** Information provided follows **
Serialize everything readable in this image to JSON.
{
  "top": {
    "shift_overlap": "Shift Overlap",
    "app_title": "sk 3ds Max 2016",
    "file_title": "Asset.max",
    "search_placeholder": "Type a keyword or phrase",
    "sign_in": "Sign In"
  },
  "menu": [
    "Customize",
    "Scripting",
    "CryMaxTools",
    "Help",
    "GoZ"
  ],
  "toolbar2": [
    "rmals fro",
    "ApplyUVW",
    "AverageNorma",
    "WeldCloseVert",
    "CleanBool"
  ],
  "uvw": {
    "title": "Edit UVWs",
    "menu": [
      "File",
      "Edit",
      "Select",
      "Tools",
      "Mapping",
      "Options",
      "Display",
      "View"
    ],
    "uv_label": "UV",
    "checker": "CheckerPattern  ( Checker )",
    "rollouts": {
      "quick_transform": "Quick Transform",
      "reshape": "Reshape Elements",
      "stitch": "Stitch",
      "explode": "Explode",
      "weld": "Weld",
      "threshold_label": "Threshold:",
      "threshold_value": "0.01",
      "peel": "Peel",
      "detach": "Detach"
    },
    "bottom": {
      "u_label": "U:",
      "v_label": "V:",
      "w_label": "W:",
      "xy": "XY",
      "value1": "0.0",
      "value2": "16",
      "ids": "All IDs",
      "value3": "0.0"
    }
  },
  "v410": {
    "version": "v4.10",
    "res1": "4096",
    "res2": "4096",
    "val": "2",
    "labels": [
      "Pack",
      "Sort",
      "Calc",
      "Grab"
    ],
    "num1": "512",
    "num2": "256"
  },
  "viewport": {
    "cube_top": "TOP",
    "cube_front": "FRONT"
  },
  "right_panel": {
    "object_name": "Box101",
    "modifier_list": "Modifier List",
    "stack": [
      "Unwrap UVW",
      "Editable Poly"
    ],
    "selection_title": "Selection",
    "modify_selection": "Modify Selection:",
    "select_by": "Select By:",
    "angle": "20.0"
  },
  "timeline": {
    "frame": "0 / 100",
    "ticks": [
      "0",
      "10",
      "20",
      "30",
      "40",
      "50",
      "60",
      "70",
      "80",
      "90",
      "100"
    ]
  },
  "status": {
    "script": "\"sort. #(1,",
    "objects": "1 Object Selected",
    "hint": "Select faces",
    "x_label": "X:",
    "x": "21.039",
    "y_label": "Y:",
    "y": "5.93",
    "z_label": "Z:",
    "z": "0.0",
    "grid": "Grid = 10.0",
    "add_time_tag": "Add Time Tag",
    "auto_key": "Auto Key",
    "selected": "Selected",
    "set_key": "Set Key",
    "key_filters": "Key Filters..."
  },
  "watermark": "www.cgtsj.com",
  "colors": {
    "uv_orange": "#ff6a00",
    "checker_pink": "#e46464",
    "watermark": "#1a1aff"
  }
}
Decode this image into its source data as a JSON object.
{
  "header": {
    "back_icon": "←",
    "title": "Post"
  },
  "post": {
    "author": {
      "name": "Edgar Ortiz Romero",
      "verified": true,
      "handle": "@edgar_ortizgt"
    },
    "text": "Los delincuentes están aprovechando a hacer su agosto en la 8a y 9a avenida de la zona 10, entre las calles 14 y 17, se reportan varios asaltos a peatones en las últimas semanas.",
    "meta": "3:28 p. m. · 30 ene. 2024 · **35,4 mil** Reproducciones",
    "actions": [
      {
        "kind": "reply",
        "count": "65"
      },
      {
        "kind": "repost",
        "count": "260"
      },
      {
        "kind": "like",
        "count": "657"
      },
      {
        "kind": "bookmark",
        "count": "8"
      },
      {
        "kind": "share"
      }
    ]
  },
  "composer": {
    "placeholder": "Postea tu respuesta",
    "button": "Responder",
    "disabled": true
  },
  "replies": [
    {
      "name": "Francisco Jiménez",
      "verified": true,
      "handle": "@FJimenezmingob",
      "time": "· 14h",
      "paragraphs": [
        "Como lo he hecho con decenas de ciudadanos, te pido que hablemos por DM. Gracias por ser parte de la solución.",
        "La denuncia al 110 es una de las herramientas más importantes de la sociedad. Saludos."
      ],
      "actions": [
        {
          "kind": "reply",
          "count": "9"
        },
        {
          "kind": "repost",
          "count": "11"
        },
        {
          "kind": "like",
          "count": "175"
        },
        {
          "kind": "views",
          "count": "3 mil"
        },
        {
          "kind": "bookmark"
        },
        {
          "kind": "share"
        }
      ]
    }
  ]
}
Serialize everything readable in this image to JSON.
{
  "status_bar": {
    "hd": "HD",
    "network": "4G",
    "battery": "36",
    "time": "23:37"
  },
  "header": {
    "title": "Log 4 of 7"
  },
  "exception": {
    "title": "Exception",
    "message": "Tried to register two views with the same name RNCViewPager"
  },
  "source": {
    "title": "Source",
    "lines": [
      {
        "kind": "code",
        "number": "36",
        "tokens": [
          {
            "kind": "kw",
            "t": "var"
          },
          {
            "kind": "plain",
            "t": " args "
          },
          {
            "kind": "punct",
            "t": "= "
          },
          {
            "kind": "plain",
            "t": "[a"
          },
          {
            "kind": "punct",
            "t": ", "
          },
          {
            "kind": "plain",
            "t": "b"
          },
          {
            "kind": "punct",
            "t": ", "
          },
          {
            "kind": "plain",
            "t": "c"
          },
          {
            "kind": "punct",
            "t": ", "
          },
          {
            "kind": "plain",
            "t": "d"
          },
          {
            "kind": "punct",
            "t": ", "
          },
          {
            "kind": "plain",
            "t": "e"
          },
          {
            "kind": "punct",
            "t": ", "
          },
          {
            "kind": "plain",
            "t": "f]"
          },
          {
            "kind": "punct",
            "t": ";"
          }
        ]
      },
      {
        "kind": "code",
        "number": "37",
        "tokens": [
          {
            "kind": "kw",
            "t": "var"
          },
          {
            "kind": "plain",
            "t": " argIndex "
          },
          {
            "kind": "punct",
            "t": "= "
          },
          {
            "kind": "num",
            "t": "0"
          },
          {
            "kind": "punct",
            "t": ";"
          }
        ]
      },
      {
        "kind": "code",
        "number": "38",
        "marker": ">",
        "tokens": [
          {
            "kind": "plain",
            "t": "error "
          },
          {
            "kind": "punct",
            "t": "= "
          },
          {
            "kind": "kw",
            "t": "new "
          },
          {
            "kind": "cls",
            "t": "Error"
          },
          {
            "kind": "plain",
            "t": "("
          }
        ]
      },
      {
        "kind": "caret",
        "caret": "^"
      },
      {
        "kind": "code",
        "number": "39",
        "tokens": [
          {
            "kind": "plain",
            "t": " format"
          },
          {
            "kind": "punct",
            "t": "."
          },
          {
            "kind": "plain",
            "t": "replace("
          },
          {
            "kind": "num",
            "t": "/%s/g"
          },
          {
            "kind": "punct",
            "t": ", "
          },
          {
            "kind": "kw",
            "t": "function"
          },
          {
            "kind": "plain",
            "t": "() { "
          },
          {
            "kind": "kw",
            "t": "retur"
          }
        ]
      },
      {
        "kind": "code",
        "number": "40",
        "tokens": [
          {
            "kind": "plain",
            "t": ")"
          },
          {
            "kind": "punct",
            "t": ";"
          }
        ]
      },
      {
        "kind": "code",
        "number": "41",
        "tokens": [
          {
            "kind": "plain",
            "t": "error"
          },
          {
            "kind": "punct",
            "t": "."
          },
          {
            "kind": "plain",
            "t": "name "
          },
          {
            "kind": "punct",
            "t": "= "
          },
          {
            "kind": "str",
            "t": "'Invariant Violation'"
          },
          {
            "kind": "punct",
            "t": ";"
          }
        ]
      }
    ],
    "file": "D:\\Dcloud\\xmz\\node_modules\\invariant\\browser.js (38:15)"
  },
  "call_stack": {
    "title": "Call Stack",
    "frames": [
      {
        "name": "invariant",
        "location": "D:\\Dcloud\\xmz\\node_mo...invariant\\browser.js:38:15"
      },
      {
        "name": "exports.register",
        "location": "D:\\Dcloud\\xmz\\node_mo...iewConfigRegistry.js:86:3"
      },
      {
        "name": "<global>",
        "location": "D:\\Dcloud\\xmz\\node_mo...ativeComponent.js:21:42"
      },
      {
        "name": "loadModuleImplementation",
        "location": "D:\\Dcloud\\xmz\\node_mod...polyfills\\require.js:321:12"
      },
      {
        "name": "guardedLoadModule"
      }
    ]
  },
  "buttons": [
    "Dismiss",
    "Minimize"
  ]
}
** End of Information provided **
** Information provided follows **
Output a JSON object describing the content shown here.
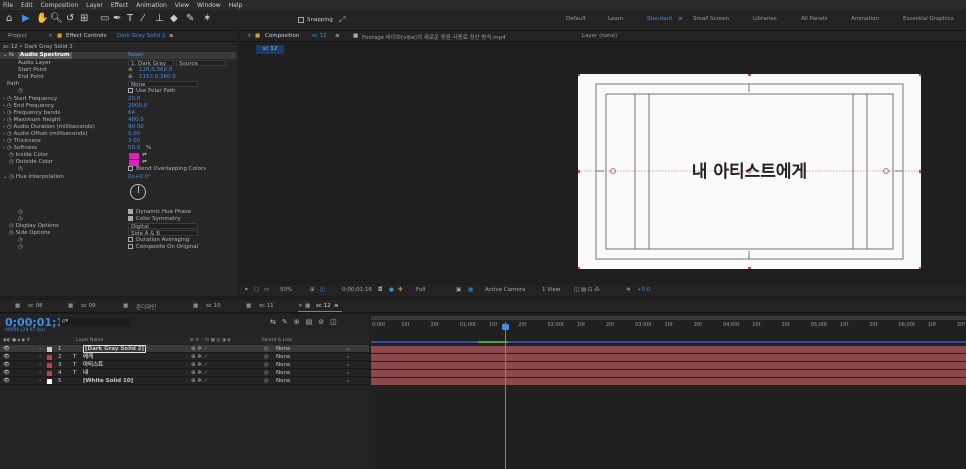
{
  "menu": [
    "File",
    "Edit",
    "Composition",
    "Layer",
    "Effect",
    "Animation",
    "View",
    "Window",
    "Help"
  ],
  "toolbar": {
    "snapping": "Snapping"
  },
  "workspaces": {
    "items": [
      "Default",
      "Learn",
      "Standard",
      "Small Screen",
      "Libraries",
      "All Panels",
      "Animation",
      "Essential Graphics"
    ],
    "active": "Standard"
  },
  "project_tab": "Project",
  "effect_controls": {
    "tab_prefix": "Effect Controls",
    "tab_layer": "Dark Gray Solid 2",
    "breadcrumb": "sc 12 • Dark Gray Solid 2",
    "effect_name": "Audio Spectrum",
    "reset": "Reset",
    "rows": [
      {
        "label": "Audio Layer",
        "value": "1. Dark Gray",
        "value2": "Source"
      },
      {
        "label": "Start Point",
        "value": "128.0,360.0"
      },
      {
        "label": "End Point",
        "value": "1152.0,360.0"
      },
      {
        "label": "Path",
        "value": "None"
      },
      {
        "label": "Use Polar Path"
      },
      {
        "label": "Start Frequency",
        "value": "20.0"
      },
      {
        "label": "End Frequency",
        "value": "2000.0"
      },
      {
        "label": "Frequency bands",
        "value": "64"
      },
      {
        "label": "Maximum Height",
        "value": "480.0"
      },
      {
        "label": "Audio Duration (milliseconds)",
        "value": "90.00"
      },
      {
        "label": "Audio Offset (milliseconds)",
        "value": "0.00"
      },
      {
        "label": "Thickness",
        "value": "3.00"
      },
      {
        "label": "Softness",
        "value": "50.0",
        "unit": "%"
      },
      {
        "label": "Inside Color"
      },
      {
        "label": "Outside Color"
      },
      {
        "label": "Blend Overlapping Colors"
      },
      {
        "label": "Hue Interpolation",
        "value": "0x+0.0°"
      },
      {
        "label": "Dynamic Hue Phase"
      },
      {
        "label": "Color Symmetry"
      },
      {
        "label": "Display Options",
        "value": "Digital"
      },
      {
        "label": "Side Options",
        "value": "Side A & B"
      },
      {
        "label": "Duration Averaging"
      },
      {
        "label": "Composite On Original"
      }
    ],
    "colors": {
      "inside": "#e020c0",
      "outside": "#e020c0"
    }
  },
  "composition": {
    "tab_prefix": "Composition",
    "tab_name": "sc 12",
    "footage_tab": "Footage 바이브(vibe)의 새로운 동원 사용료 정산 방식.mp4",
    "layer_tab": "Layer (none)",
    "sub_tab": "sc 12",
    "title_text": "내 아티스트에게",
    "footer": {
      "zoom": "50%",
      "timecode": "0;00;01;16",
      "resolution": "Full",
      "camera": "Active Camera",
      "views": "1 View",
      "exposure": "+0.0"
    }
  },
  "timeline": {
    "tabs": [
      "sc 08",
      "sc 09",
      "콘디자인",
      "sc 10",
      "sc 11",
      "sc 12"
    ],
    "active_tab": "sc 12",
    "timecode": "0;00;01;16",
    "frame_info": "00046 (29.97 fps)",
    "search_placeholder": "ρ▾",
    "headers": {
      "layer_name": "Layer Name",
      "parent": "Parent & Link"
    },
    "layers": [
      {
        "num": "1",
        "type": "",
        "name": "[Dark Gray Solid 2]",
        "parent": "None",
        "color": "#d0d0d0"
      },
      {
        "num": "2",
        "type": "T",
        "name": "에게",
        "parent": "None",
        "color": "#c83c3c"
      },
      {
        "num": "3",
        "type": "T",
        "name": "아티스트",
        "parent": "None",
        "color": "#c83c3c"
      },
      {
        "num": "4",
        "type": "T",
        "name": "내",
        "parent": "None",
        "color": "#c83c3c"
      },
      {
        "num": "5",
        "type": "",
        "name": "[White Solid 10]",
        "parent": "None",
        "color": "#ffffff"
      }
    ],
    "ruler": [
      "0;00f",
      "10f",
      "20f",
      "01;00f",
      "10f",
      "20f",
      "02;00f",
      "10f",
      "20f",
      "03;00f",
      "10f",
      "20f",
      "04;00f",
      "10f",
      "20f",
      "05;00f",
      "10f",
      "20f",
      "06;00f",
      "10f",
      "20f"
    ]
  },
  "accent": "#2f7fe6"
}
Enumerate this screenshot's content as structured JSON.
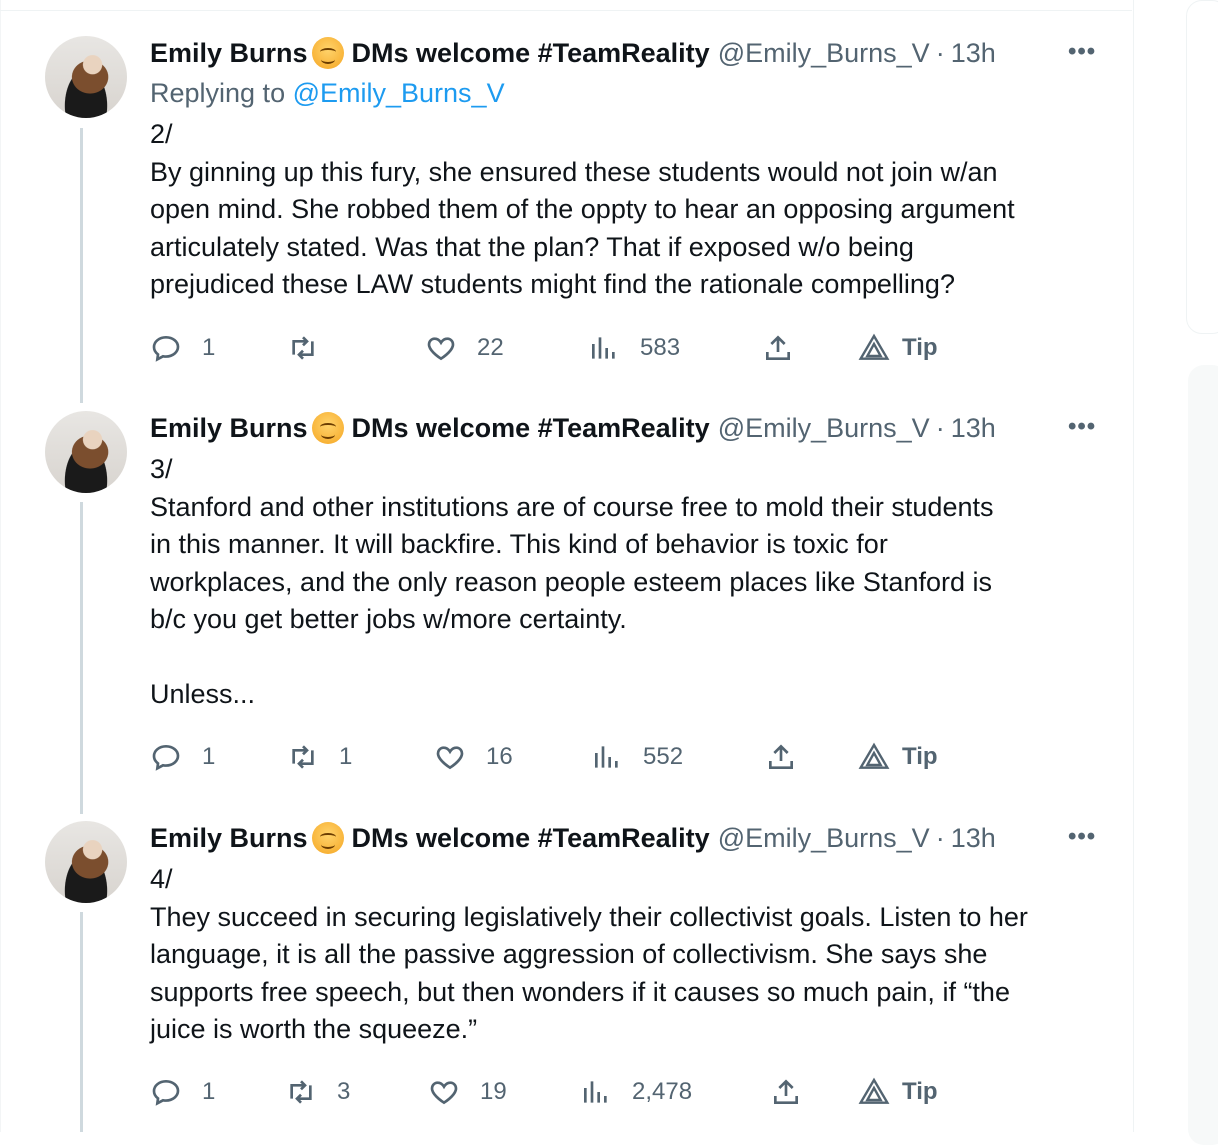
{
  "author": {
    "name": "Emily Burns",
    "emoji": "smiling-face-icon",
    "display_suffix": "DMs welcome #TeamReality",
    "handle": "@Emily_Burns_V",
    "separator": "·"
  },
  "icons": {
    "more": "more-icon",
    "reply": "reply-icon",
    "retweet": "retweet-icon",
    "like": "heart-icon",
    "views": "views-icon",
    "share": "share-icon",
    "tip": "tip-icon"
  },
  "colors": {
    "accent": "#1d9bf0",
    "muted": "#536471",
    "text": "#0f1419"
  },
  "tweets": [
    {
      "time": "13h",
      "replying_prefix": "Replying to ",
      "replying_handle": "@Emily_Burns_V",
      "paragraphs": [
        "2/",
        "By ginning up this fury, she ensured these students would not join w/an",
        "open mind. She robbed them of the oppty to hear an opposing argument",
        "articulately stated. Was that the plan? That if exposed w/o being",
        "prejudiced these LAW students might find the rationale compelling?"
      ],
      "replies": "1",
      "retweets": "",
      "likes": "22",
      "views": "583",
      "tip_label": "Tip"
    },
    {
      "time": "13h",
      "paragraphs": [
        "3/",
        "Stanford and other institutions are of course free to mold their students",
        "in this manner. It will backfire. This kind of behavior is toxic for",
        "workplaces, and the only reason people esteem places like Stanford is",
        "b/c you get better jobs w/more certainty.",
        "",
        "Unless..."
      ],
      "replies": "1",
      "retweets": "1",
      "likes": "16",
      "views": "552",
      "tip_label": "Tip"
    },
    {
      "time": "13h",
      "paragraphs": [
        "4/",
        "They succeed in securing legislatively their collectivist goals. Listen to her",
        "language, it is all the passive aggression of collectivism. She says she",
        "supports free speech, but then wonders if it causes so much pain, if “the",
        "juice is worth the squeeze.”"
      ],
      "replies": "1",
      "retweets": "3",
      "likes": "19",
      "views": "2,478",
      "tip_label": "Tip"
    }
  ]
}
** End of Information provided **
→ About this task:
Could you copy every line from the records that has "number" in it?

→ Response to this exercise:
        "number": "36",
        "number": "37",
        "number": "38",
        "number": "39",
        "number": "40",
        "number": "41",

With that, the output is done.